Department of Economics
University of Colorado Boulder
Boulder, CO 80302
Information about this author at RePEc
NBER Working Papers and Publications
|June 2016||Willingness to Pay for Clean Air: Evidence from Air Purifier Markets in China|
with Koichiro Ito: w22367
We develop a framework to estimate willingness to pay (WTP) for clean air from defensive investment. Applying this framework to product-by-store level scanner data on air purifier sales in China, we provide among the first revealed preference estimates of WTP for clean air in developing countries. A spatial discontinuity in air pollution created by the Huai River heating policy enables us to analyze household responses to long-run exposure to pollution. Our model allows heterogeneity in preference parameters to investigate potential heterogeneity in WTP among households. We show that our estimates provide important policy implications for optimal environmental regulation.
|February 2016||The Limits of Meritocracy: Screening Bureaucrats Under Imperfect Verifiability|
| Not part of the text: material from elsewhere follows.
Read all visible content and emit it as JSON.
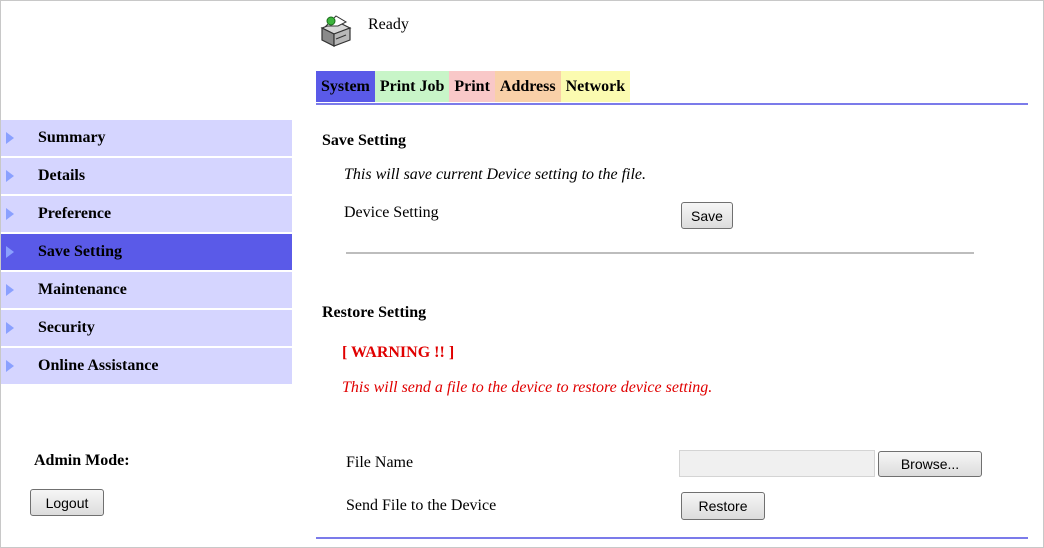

with Juan Carlos Suárez Serrato, Xiao Yu Wang: w21963
Meritocracies that aim to identify high-ability bureaucrats are less effective when performance is imperfectly observed. First, we show meritocratic governments forgo output maximization when they design incentives that screen for ability. This trade-off has empirical implications that reveal whether governments prioritize screening. We show Chinese governments used the One Child Policy to screen mayors, implying a meritocratic objective. Second, we show misreporting limits bureaucratic screening. Using a non-manipulated measure of performance, we show mayors misreported performance metrics, and that promoted mayors were not of higher ability. We thus challenge the notion that meritocratic promotions were effective substitutes for democratic institutions.
|June 2013||Land Reform and Sex Selection in China|
with Douglas Almond, Hongbin Li: w19153
Following the death of Mao in 1976, abandonment of collective farming lifted millions from poverty and heralded sweeping pro-market policies. How did China's excess in male births respond to rural land reform? In newly-available data from over 1,000 counties, a second child following a daughter was 5.5 percent more likely to be a boy after land reform, doubling the prevailing rate of sex selection. Mothers with higher levels of education were substantially more likely to select sons than were less educated mothers. The One Child Policy was implemented over the same time period and is frequently blamed for increased sex ratios during the early 1980s. Our results point to China's watershed economic liberalization as a more likely culprit.